Source data —
______

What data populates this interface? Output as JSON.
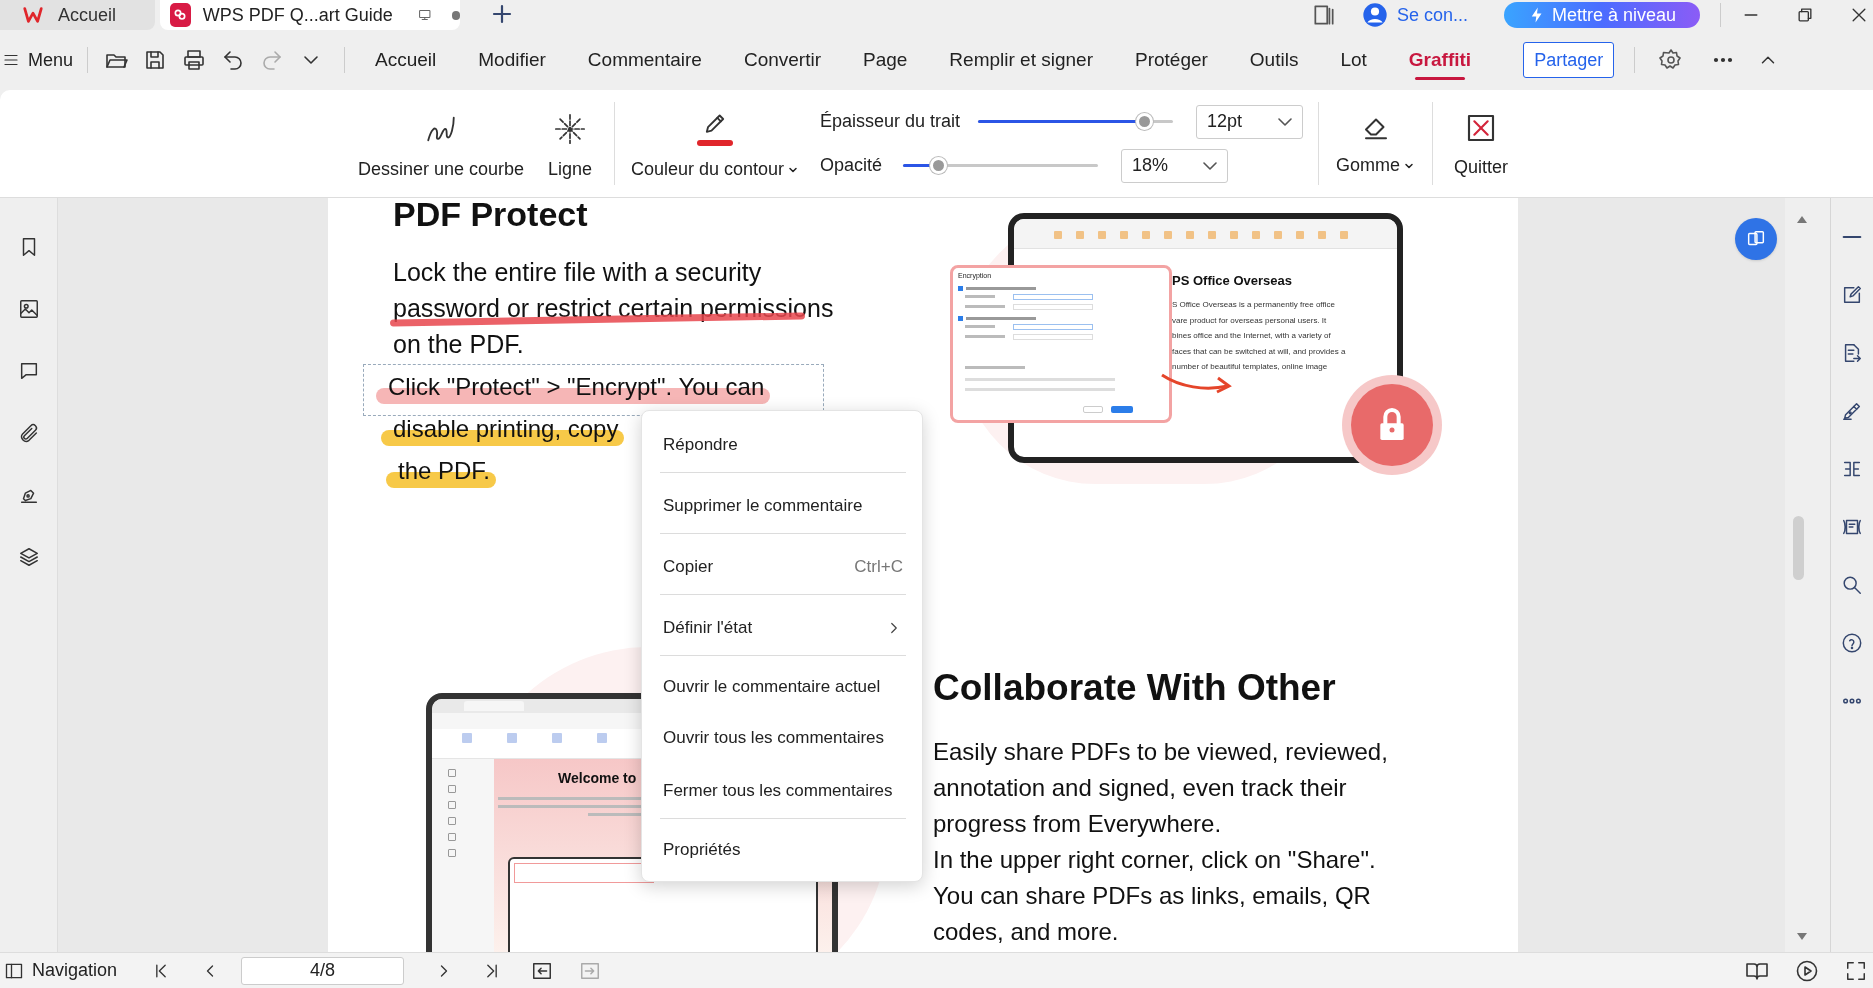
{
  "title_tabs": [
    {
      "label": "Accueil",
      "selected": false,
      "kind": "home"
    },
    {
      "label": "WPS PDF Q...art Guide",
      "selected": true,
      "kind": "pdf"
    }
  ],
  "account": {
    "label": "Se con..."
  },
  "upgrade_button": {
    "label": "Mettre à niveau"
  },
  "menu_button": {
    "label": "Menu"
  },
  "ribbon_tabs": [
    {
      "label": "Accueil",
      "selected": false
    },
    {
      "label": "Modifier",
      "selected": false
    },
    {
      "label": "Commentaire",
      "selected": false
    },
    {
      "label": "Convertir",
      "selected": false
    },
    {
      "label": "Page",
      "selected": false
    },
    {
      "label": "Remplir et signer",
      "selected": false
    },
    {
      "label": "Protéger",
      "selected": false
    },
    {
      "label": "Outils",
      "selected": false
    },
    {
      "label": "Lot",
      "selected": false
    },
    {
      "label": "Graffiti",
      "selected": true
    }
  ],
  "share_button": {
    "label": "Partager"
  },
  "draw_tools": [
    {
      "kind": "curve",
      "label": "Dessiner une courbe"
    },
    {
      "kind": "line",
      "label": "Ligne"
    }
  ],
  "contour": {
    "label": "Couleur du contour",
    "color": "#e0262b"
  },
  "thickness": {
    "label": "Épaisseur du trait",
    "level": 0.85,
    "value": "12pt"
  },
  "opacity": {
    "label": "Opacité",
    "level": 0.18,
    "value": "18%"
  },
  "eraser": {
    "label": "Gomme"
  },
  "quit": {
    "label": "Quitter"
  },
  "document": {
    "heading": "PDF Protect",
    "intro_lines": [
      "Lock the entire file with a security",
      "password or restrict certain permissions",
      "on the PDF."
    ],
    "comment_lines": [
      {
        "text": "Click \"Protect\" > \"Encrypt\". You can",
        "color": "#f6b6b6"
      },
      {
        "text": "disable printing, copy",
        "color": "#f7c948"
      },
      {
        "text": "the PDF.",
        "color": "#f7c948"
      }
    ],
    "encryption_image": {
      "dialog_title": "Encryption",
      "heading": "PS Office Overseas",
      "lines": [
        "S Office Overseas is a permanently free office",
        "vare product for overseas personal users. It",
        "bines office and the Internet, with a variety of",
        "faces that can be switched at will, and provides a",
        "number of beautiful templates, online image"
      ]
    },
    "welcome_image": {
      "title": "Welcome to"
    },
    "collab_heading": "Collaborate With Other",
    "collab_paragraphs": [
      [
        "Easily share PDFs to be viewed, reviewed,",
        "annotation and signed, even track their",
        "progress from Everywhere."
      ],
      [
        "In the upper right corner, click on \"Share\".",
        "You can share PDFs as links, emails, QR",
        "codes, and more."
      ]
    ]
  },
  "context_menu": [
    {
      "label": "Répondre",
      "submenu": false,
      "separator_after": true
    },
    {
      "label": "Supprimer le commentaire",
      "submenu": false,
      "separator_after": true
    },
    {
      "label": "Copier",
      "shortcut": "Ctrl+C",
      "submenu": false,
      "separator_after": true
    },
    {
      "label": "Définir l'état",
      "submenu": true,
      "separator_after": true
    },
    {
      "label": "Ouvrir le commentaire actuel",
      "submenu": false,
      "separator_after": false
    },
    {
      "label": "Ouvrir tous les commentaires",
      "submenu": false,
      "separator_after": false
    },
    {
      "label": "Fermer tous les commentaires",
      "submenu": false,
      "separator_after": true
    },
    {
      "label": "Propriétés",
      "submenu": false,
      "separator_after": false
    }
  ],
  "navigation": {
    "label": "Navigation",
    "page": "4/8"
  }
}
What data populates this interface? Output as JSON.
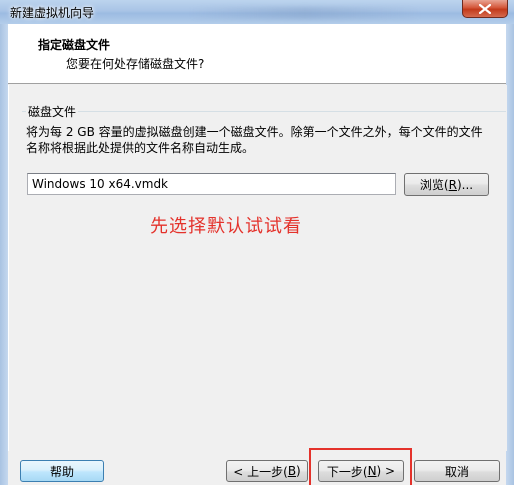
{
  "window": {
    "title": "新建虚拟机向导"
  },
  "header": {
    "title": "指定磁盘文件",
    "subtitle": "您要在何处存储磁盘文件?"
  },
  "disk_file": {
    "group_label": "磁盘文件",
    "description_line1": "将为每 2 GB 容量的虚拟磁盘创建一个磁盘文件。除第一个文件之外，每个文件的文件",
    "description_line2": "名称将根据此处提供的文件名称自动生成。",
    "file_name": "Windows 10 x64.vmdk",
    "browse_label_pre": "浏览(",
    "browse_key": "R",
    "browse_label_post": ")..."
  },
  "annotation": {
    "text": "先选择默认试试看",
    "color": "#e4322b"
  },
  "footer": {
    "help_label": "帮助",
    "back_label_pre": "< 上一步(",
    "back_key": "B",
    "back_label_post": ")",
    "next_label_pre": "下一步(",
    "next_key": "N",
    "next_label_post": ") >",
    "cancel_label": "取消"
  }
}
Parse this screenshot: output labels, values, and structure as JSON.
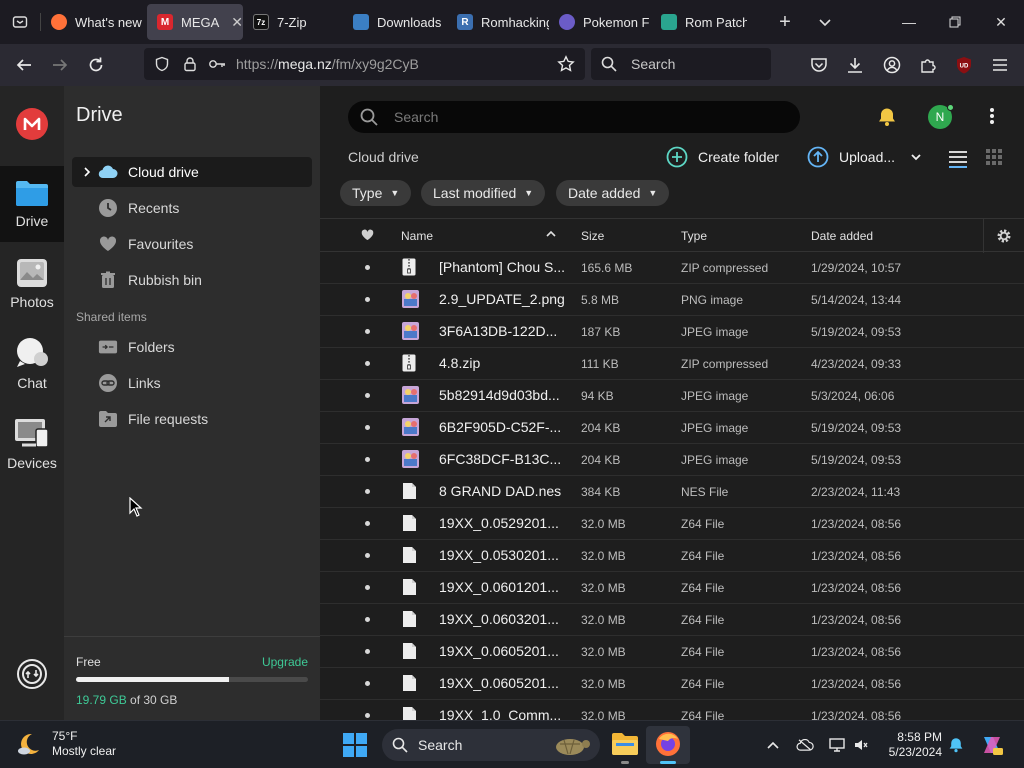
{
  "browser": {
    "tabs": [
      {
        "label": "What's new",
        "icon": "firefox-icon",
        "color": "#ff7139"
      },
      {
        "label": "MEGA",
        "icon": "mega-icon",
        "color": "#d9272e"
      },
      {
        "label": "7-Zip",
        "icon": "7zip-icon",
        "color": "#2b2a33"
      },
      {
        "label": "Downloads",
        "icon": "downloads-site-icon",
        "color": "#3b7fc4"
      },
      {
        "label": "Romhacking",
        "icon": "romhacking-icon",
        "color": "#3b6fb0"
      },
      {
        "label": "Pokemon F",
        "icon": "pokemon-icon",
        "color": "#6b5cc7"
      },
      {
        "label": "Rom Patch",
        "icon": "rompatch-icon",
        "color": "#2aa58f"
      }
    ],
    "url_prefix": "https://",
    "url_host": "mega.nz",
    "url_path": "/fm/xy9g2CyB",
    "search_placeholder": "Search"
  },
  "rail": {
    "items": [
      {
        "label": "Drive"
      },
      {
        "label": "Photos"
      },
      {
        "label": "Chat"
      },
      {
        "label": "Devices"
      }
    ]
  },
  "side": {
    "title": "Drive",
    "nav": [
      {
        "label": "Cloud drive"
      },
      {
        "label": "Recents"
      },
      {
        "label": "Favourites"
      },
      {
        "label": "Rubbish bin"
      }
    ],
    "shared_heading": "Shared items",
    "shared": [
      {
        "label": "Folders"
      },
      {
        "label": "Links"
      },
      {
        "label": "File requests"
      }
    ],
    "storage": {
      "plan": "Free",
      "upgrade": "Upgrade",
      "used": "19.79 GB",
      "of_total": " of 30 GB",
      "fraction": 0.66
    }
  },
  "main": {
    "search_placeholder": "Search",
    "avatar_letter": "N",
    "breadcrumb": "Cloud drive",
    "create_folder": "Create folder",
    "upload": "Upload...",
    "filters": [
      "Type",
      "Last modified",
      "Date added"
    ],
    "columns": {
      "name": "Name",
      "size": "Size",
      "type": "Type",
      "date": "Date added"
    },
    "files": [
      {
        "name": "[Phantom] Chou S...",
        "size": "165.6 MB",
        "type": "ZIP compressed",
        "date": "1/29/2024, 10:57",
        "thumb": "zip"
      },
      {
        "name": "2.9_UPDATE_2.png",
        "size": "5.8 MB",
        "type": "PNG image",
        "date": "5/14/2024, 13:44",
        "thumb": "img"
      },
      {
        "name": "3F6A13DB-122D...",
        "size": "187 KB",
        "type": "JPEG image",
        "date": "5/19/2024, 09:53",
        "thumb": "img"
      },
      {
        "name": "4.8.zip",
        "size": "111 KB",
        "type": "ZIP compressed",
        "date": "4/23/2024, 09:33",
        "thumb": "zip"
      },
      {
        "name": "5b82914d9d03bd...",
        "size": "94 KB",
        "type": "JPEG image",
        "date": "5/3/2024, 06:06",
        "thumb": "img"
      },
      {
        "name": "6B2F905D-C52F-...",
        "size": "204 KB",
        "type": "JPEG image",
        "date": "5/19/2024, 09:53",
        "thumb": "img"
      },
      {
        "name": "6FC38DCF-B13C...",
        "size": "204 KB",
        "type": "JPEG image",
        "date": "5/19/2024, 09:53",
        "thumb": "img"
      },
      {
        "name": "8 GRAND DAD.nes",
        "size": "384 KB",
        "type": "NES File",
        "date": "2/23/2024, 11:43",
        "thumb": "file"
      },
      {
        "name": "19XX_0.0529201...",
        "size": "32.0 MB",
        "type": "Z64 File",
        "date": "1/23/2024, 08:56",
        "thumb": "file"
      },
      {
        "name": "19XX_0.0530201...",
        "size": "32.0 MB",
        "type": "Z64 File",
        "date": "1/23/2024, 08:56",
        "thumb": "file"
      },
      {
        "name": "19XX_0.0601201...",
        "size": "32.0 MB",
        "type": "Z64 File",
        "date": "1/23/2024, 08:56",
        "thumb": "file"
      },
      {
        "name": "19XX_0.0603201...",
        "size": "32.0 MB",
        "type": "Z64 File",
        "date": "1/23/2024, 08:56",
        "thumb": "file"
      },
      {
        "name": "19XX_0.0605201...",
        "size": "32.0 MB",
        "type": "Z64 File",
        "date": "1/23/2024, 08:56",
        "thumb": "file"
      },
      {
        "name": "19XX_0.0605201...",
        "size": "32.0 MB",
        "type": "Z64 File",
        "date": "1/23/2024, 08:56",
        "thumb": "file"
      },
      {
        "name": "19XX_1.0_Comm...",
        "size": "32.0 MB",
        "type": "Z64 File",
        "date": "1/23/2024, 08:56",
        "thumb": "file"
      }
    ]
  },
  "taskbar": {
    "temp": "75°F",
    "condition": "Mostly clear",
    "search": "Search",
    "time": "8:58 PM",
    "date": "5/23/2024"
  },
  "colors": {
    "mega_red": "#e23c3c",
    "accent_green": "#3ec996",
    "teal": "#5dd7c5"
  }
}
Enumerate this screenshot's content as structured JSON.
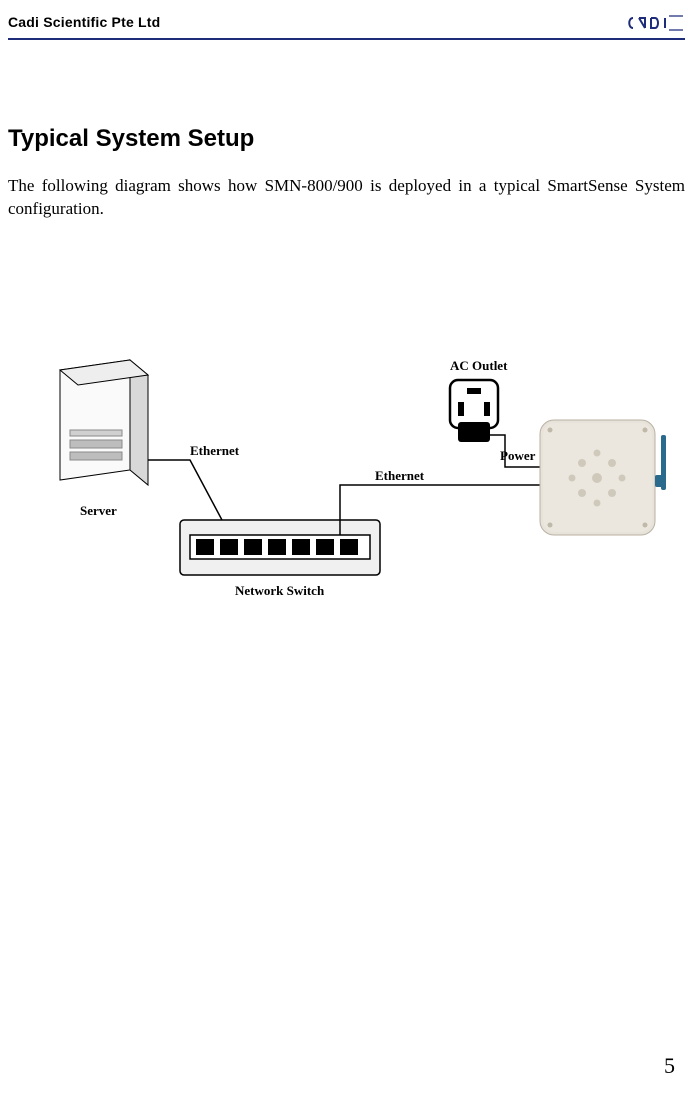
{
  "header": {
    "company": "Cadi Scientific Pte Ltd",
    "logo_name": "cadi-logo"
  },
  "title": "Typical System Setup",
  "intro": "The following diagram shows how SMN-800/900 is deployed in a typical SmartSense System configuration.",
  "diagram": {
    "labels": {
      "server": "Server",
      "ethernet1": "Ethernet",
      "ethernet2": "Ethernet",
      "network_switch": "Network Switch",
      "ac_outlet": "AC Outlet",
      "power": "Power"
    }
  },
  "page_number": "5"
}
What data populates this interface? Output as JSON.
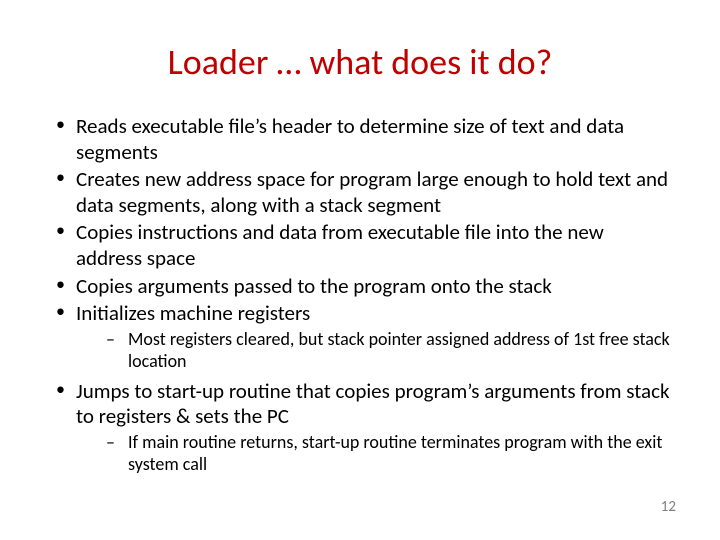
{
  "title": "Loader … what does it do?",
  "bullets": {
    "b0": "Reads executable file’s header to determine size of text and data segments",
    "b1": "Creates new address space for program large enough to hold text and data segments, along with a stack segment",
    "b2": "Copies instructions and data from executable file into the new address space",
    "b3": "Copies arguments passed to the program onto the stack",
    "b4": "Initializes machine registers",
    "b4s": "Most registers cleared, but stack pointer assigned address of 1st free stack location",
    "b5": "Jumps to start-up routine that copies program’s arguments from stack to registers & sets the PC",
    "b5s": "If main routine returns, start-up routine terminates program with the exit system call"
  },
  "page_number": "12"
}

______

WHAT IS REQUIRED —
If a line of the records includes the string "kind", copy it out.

SOLVED PROBLEM —
      "kind": "home"
      "kind": "pdf"
      "kind": "curve",
      "kind": "line",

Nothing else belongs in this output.